Six women sculpted in plaster in 1909 by Leonardo Bistolfi, the plaster (model for eventual marble sculpture, which is in Italy) bought for the Museum of Fine Arts in Buenos Aires, where I photographed it on January 3 and 4 of this year.
I used several different images for each figure, no one point of view was just right for each woman. The sculpture is larger than life size, they're about seven or eight feet tall each, and at this smaller aspect they needed to be closer together.
We know the woman on the far right was the scuptor's wife; the rest are models he used repeatedly. The redhead at center also appeared in Bistolfi's 1902 monument to Elena Bauer, which is in Genoa, and with which I worked in the winter - a depressing piece, but beautiful.
Not done, I'm sure, but worthy of a progress update.
"Five women after Bistolfi, 1909, and a Salmandress" 2017 39 x 27" $1000 Archival print on BFK Rives paper

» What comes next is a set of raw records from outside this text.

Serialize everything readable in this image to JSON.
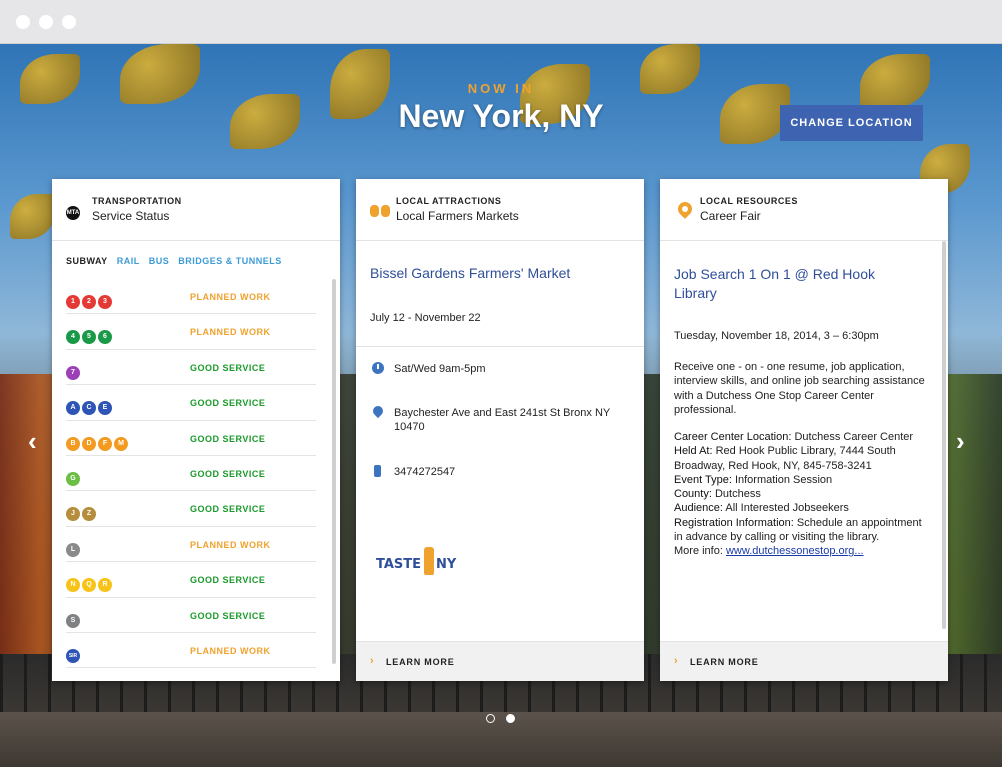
{
  "hero": {
    "now_in": "NOW IN",
    "city": "New York, NY",
    "change_location": "CHANGE LOCATION"
  },
  "transport": {
    "kicker": "TRANSPORTATION",
    "title": "Service Status",
    "icon": "mta-logo-icon",
    "icon_text": "MTA",
    "tabs": [
      "SUBWAY",
      "RAIL",
      "BUS",
      "BRIDGES & TUNNELS"
    ],
    "lines": [
      {
        "bullets": [
          {
            "label": "1",
            "color": "#e53935"
          },
          {
            "label": "2",
            "color": "#e53935"
          },
          {
            "label": "3",
            "color": "#e53935"
          }
        ],
        "status": "PLANNED WORK",
        "status_color": "#f0a22e"
      },
      {
        "bullets": [
          {
            "label": "4",
            "color": "#1a9a47"
          },
          {
            "label": "5",
            "color": "#1a9a47"
          },
          {
            "label": "6",
            "color": "#1a9a47"
          }
        ],
        "status": "PLANNED WORK",
        "status_color": "#f0a22e"
      },
      {
        "bullets": [
          {
            "label": "7",
            "color": "#9c3fb8"
          }
        ],
        "status": "GOOD SERVICE",
        "status_color": "#1a9a2a"
      },
      {
        "bullets": [
          {
            "label": "A",
            "color": "#2e55b5"
          },
          {
            "label": "C",
            "color": "#2e55b5"
          },
          {
            "label": "E",
            "color": "#2e55b5"
          }
        ],
        "status": "GOOD SERVICE",
        "status_color": "#1a9a2a"
      },
      {
        "bullets": [
          {
            "label": "B",
            "color": "#f49a21"
          },
          {
            "label": "D",
            "color": "#f49a21"
          },
          {
            "label": "F",
            "color": "#f49a21"
          },
          {
            "label": "M",
            "color": "#f49a21"
          }
        ],
        "status": "GOOD SERVICE",
        "status_color": "#1a9a2a"
      },
      {
        "bullets": [
          {
            "label": "G",
            "color": "#6cbe45"
          }
        ],
        "status": "GOOD SERVICE",
        "status_color": "#1a9a2a"
      },
      {
        "bullets": [
          {
            "label": "J",
            "color": "#b58d3c"
          },
          {
            "label": "Z",
            "color": "#b58d3c"
          }
        ],
        "status": "GOOD SERVICE",
        "status_color": "#1a9a2a"
      },
      {
        "bullets": [
          {
            "label": "L",
            "color": "#8a8a8a"
          }
        ],
        "status": "PLANNED WORK",
        "status_color": "#f0a22e"
      },
      {
        "bullets": [
          {
            "label": "N",
            "color": "#f8c318"
          },
          {
            "label": "Q",
            "color": "#f8c318"
          },
          {
            "label": "R",
            "color": "#f8c318"
          }
        ],
        "status": "GOOD SERVICE",
        "status_color": "#1a9a2a"
      },
      {
        "bullets": [
          {
            "label": "S",
            "color": "#808183"
          }
        ],
        "status": "GOOD SERVICE",
        "status_color": "#1a9a2a"
      },
      {
        "bullets": [
          {
            "label": "SIR",
            "color": "#2e55b5"
          }
        ],
        "status": "PLANNED WORK",
        "status_color": "#f0a22e"
      }
    ]
  },
  "attractions": {
    "kicker": "LOCAL ATTRACTIONS",
    "title": "Local Farmers Markets",
    "icon": "binoculars-icon",
    "name": "Bissel Gardens Farmers' Market",
    "dates": "July 12 - November 22",
    "hours": "Sat/Wed 9am-5pm",
    "address": "Baychester Ave and East 241st St Bronx NY 10470",
    "phone": "3474272547",
    "logo_left": "TASTE",
    "logo_right": "NY",
    "learn_more": "LEARN MORE"
  },
  "resources": {
    "kicker": "LOCAL RESOURCES",
    "title": "Career Fair",
    "icon": "map-pin-icon",
    "event_title": "Job Search 1 On 1 @ Red Hook Library",
    "date": "Tuesday, November 18, 2014, 3 – 6:30pm",
    "description": "Receive one - on - one resume, job application, interview skills, and online job searching assistance with a Dutchess One Stop Career Center professional.",
    "details": [
      {
        "key": "Career Center Location:",
        "value": " Dutchess Career Center"
      },
      {
        "key": "Held At:",
        "value": " Red Hook Public Library, 7444 South Broadway, Red Hook, NY, 845-758-3241"
      },
      {
        "key": "Event Type:",
        "value": " Information Session"
      },
      {
        "key": "County:",
        "value": " Dutchess"
      },
      {
        "key": "Audience:",
        "value": " All Interested Jobseekers"
      },
      {
        "key": "Registration Information:",
        "value": " Schedule an appointment in advance by calling or visiting the library."
      }
    ],
    "more_info_label": "More info:",
    "more_info_link": "www.dutchessonestop.org...",
    "learn_more": "LEARN MORE"
  },
  "pager": {
    "pages": 2,
    "active": 2
  },
  "nav": {
    "prev": "‹",
    "next": "›"
  }
}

A salamandress, by the way, is the female of the salamander, the being that inhabits flame even as a sylph would inhabit the air.